**Directions for this task**. Where in the entries below does "JSON" appear? Copy every line that has it.

**Data records**.
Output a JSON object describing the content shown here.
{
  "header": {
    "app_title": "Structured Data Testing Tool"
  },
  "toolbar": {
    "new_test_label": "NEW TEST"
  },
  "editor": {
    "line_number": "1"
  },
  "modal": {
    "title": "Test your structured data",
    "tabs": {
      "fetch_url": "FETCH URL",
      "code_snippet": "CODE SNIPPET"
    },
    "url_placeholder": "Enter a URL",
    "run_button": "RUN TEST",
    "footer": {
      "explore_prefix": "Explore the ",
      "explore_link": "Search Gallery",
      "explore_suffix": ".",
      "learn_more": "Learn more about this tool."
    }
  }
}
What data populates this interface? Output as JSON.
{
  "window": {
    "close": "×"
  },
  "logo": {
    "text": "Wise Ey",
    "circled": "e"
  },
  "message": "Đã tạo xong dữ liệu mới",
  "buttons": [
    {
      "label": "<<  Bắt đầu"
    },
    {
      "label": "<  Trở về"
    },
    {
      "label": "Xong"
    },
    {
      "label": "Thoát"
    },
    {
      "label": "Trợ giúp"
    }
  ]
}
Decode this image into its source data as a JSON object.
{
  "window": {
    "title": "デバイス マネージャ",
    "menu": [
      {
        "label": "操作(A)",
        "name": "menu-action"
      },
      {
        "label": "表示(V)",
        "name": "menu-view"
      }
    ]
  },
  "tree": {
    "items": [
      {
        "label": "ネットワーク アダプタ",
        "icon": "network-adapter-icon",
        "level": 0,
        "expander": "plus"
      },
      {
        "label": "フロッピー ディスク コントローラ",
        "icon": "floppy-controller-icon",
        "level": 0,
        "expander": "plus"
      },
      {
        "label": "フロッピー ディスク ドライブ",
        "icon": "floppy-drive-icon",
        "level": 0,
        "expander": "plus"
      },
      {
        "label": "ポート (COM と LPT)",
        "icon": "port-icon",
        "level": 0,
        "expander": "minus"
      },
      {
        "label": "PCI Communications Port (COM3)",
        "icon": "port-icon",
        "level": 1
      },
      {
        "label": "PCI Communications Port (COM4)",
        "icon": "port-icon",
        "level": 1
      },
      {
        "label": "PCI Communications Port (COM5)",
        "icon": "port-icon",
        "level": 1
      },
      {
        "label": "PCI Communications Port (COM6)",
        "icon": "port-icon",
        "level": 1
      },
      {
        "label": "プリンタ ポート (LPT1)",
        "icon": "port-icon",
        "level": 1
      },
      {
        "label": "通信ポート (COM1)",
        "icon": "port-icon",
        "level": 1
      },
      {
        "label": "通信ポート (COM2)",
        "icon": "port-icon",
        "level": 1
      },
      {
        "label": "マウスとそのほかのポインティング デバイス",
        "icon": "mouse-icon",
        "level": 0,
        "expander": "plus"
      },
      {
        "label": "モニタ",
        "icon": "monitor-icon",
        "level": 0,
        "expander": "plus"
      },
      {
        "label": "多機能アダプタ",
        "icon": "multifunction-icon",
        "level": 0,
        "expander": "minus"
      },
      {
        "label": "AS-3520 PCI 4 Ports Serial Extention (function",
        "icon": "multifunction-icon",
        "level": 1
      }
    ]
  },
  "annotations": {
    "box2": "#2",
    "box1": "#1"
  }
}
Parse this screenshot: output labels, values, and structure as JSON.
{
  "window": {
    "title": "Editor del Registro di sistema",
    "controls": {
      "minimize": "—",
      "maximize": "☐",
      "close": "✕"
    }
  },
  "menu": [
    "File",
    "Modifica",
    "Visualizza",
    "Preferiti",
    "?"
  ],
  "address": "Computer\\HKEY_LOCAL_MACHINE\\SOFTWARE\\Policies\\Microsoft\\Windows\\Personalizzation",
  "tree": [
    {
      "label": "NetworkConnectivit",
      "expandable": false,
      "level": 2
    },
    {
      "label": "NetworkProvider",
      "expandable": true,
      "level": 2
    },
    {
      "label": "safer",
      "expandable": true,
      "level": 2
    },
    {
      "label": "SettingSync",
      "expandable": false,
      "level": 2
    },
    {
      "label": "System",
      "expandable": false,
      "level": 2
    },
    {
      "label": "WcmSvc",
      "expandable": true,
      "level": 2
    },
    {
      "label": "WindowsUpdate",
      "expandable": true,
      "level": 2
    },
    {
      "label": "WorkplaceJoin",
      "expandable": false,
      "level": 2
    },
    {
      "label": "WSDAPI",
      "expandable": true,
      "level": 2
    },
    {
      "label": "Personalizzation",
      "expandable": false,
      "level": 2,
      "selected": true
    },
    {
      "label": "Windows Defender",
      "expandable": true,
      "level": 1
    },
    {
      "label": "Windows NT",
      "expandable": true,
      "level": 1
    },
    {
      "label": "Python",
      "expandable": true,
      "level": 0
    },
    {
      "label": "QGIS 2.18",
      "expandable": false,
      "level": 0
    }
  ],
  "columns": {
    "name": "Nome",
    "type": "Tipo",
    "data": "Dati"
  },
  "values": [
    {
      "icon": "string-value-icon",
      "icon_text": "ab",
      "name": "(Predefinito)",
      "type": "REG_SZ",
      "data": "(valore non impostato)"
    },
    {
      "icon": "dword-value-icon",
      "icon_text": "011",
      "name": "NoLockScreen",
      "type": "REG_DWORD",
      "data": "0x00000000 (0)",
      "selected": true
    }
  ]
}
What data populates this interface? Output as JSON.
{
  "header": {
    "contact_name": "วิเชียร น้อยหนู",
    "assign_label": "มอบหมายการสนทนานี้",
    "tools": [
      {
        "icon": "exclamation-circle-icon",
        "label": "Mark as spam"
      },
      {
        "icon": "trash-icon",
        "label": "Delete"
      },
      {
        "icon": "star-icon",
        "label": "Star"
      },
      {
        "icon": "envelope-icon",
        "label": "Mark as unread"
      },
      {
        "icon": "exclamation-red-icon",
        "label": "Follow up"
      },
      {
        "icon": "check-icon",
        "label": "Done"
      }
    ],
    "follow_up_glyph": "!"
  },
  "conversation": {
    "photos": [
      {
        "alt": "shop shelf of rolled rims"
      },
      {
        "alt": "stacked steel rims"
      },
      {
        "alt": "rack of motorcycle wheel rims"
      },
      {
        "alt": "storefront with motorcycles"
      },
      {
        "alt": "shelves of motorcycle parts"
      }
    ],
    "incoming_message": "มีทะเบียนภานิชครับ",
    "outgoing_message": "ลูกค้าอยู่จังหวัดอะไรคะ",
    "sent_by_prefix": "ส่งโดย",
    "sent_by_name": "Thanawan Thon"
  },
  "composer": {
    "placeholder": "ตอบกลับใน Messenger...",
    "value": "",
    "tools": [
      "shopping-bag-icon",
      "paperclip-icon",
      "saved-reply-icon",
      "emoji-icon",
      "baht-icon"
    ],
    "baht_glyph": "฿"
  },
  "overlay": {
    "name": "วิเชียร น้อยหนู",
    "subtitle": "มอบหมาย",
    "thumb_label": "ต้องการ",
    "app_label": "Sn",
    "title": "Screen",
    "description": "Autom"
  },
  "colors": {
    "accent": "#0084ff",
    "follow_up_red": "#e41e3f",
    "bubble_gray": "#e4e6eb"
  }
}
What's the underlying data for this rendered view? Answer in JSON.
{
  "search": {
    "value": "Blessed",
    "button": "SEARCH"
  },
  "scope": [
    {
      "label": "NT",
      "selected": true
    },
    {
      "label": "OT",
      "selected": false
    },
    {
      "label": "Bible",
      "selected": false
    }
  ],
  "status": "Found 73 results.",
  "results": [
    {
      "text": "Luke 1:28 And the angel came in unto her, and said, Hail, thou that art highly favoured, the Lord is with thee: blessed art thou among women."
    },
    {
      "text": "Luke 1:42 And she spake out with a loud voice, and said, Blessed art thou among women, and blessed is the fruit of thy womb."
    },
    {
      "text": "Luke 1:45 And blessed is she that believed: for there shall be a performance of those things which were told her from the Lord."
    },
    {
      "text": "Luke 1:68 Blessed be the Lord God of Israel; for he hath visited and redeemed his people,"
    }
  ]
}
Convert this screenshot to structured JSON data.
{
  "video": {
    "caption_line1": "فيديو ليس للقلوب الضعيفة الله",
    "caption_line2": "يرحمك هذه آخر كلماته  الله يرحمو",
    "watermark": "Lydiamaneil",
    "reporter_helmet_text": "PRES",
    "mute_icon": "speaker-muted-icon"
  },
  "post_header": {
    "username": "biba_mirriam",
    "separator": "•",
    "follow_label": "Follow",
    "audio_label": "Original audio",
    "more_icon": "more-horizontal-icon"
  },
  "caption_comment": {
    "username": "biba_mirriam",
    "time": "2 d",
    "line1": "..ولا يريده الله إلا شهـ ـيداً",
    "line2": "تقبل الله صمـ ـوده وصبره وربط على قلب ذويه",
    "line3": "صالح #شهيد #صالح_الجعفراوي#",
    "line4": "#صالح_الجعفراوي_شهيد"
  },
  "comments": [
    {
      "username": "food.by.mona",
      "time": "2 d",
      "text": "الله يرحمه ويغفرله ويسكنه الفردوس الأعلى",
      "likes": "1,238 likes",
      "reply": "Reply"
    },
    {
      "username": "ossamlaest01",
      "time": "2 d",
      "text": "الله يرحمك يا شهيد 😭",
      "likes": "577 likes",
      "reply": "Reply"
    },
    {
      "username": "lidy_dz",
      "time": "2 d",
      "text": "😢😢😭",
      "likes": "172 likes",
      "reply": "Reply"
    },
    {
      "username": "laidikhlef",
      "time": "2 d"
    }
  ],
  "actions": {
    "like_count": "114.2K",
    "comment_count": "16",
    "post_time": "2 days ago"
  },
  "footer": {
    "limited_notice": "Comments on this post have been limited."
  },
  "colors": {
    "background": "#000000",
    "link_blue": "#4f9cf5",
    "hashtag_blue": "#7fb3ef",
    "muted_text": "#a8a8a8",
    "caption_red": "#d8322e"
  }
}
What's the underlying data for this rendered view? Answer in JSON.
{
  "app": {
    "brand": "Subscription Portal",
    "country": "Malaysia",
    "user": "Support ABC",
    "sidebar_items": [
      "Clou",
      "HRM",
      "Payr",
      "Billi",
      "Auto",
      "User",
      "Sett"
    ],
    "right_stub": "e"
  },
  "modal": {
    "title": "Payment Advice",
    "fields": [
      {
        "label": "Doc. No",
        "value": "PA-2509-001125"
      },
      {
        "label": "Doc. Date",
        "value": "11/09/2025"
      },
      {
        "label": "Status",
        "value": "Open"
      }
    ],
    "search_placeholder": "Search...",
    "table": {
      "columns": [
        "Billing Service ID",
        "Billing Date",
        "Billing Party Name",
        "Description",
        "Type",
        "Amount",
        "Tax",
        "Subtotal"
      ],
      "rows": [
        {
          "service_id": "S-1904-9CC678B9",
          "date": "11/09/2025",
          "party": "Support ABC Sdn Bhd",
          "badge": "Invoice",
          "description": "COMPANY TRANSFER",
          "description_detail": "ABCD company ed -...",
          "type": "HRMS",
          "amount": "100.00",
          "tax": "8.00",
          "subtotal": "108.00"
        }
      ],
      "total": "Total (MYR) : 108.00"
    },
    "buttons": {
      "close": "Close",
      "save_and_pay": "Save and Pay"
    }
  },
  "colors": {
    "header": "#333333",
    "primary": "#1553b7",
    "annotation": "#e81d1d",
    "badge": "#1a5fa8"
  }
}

**Result**.
Output a JSON object describing the content shown here.
What data populates this interface? Output as JSON.
Decode this image into its source data as a JSON object.
Parse this screenshot: output labels, values, and structure as JSON.
What data populates this interface? Output as JSON.
What's the underlying data for this rendered view? Answer in JSON.
Convert this screenshot to structured JSON data.
What's the underlying data for this rendered view? Answer in JSON.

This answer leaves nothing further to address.